Do you believe the stock market can deliver healthy returns at current valuations?

There is no good time to enter the markets. From a longer-term perspective, it is far more important to stay invested in the market and add to positions regularly than to try and time it.

While the index is over-valued on some metrics, we are more concerned building client portfolios at reasonable valuations through diligent security selection. Further, it would be critical to have an appropriate time horizon, a minimum of three years for equity investments.

Equity funds are attracting sustained inflows. Is money flowing into the right funds?

We are witnessing the rise of the domestic investor. Unlike previous instances, the domestic investor is now far more sanguine about his investments, and not as easily rattled by volatility. Fund flows tend to chase returns and today the largest inflows are moving into the best performing funds.

While it’s hard to make a blanket statement, in some cases flows are causing skews in the fund constitution and a drift from the investment objective. We are keeping a close watch on identifying funds across a number of performance factors, ranging from performance to risk, to manager tenure, size, performance across various market cycles, etc. to ensure that we recommend the most attractive investment set to our clients.

Should investors take a cue from funds stopping inflows and realign their own MF portfolio at this juncture?

A fund stopping inflows is not necessarily a warning sign. In fact, a fund house may be acting prudently by stopping inflows rather than diluting the scheme positioning. In the case of investors, tactical allocation as guided by the adviser would take into account the valuations of sectors or market segments. That in conjunction with the investment horizon and risk appetite should be the cue for rebalancing portfolios.
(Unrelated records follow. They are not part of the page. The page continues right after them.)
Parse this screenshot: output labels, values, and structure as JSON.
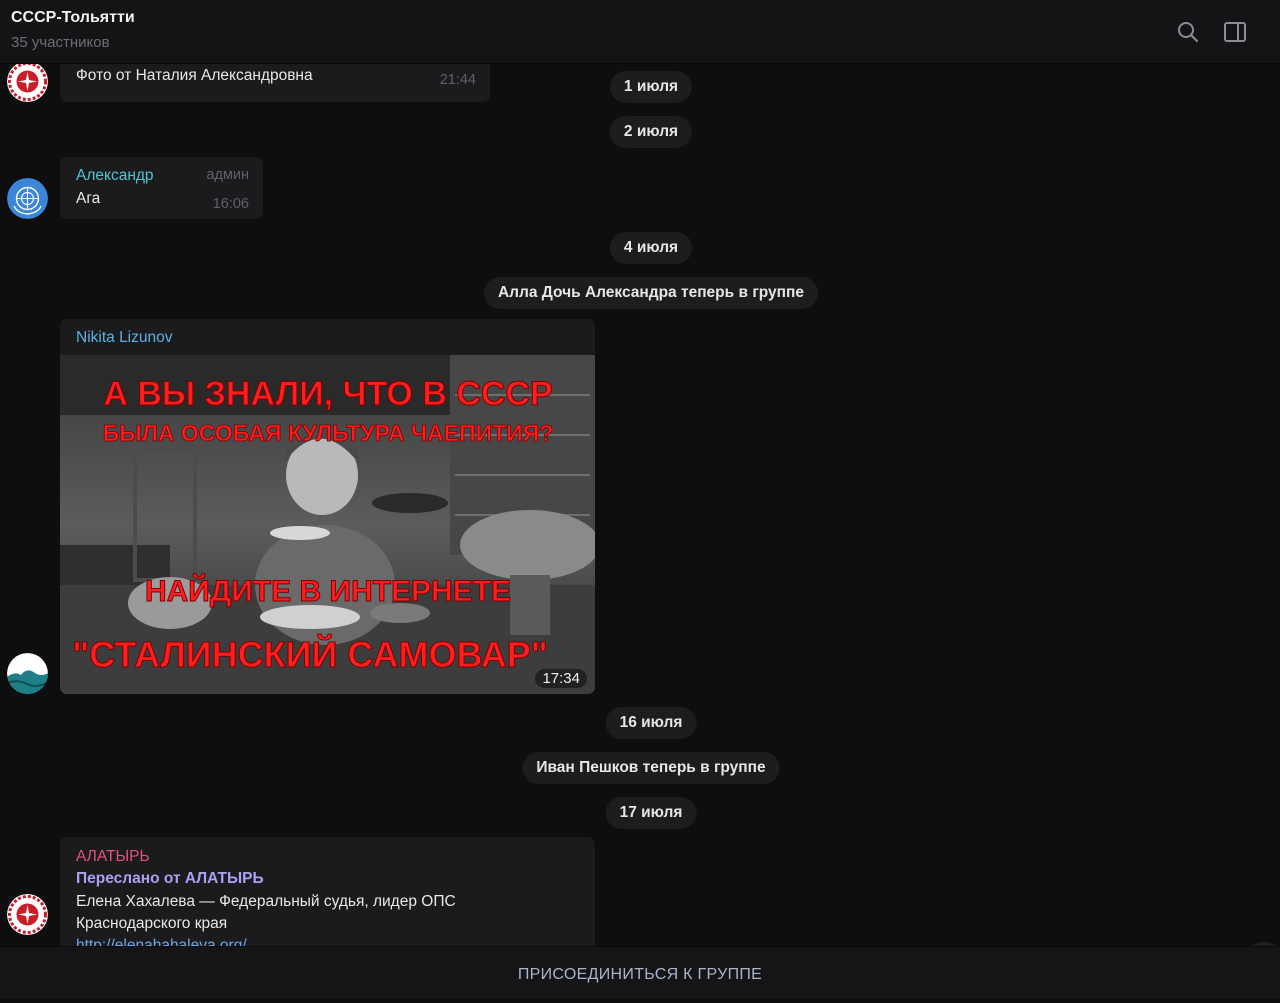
{
  "header": {
    "title": "СССР-Тольятти",
    "subtitle": "35 участников"
  },
  "messages": {
    "m1": {
      "text": "Фото от Наталия Александровна",
      "time": "21:44"
    },
    "d1": "1 июля",
    "d2": "2 июля",
    "m2": {
      "sender": "Александр",
      "badge": "админ",
      "text": "Ага",
      "time": "16:06"
    },
    "d3": "4 июля",
    "s1": "Алла Дочь Александра теперь в группе",
    "m3": {
      "sender": "Nikita Lizunov",
      "time": "17:34",
      "image_caption_line1": "А ВЫ ЗНАЛИ, ЧТО В СССР",
      "image_caption_line2": "БЫЛА ОСОБАЯ КУЛЬТУРА ЧАЕПИТИЯ?",
      "image_caption_line3": "НАЙДИТЕ В ИНТЕРНЕТЕ",
      "image_caption_line4": "\"СТАЛИНСКИЙ САМОВАР\""
    },
    "d4": "16 июля",
    "s2": "Иван Пешков теперь в группе",
    "d5": "17 июля",
    "m4": {
      "sender": "АЛАТЫРЬ",
      "forwarded": "Переслано от АЛАТЫРЬ",
      "line1": "Елена Хахалева — Федеральный судья, лидер ОПС",
      "line2": "Краснодарского края",
      "link": "http://elenahahaleva.org/"
    }
  },
  "footer": {
    "join_label": "ПРИСОЕДИНИТЬСЯ К ГРУППЕ"
  },
  "colors": {
    "sender_blue": "#5bb0e0",
    "sender_teal": "#4fc6d2",
    "sender_pink": "#e5507c",
    "forward": "#a9a1f2",
    "link": "#6ea6e8"
  }
}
After incidents like Taurus MF, how should investors approach debt MFs?

The fact that fixed income investments carry a certain degree of risk is not recognised and understood well by investors. In liquid funds, safety of capital and liquidity is paramount. Investors need to watch for credit composition of the liquid funds before investing.

In the case of income funds, credit analysis of underlying bonds and duration exposure is that much more important. However, investors may not have the bandwidth or access to information to understand the same. Factors like this further highlight the need for having a professional financial adviser.

How can conservative investors best deal with the scenario of declining interest rates from small saving schemes and FDs?

Markets are at a point where small savings rates are declining and post-tax returns are barely keeping up with inflation. If the investor has an appetite for marginal exposure to equities, disciplined investing in MIPs could be an option. Arbitrage funds and debt accrual funds are other alternatives.

Is the shift in financial savings from physical to financial assets likely to be sustained?

We think the shift to financial savings is a long-term trend and we are in the early innings as a catalyst to accelerate the flows to financial assets. Many investors have realised that liquidity is at a premium and hence vehicles such as REITs and real estate funds that provide access to hard assets will gain more popularity. In the current context, the recent outperformance of equities over other asset classes has reinforced this idea.

How far is NPS from becoming the ideal retirement solution?

The NPS does offer more flexibility with a choice of asset allocations and heightened chances of better returns given the greater focus on more volatile assets such as equities (compared to EPF, which is more focused on G-Sec, term deposits and debt). However, the corpus under NPS is taxable at the time of withdrawal.

This is the biggest drawback of the scheme, especially considering all other social security products in India enjoy EEE regime. Also, despite equities in India being a big wealth generator, contributors don’t have the option to invest more than 50% of their NPS allocation in equity irrespective of age. Then there are other issues like a compulsion to opt for annuity and inability to change annuity provider that are concern areas of the current NPS framework.